## DIRECTIONS FOR THIS TASK
Pick out each line below containing "Suspendisse".

====== DATASET CONTENT ======

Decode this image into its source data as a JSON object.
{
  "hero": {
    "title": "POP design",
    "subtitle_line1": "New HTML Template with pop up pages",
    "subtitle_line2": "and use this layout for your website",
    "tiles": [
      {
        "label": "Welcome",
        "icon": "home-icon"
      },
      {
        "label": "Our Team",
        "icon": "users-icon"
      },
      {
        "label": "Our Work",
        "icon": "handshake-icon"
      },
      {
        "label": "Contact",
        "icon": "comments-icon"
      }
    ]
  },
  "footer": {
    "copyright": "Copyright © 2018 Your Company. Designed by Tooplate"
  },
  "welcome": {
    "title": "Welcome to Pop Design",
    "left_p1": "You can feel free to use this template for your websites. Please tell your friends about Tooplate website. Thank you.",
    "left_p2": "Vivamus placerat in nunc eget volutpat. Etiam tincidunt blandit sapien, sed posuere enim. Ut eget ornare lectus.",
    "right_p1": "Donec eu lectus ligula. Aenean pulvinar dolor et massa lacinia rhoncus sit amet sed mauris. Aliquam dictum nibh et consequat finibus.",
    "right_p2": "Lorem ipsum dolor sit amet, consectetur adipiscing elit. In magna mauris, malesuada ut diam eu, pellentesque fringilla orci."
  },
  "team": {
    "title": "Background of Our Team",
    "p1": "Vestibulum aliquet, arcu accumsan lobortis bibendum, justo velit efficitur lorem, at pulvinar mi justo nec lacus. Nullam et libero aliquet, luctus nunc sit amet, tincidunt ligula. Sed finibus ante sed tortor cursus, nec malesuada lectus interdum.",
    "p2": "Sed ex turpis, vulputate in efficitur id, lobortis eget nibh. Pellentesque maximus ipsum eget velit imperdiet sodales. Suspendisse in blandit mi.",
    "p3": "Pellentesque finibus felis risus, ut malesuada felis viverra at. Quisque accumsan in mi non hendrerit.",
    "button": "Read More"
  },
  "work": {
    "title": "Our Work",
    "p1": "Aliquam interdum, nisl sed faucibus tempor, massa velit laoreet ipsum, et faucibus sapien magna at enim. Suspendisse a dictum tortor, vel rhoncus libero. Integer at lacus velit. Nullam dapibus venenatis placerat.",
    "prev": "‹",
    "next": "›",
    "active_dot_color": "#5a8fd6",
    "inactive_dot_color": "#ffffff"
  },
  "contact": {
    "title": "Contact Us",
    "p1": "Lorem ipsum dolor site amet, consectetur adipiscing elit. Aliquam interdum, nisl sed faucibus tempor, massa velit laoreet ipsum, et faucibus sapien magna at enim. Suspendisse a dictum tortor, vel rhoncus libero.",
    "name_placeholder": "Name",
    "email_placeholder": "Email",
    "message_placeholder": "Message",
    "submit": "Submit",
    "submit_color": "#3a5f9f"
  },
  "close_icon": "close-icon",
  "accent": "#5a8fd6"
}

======

## SOLUTION FOR THIS TASK
    "p2": "Sed ex turpis, vulputate in efficitur id, lobortis eget nibh. Pellentesque maximus ipsum eget velit imperdiet sodales. Suspendisse in blandit mi.",
    "p1": "Aliquam interdum, nisl sed faucibus tempor, massa velit laoreet ipsum, et faucibus sapien magna at enim. Suspendisse a dictum tortor, vel rhoncus libero. Integer at lacus velit. Nullam dapibus venenatis placerat.",
    "p1": "Lorem ipsum dolor site amet, consectetur adipiscing elit. Aliquam interdum, nisl sed faucibus tempor, massa velit laoreet ipsum, et faucibus sapien magna at enim. Suspendisse a dictum tortor, vel rhoncus libero.",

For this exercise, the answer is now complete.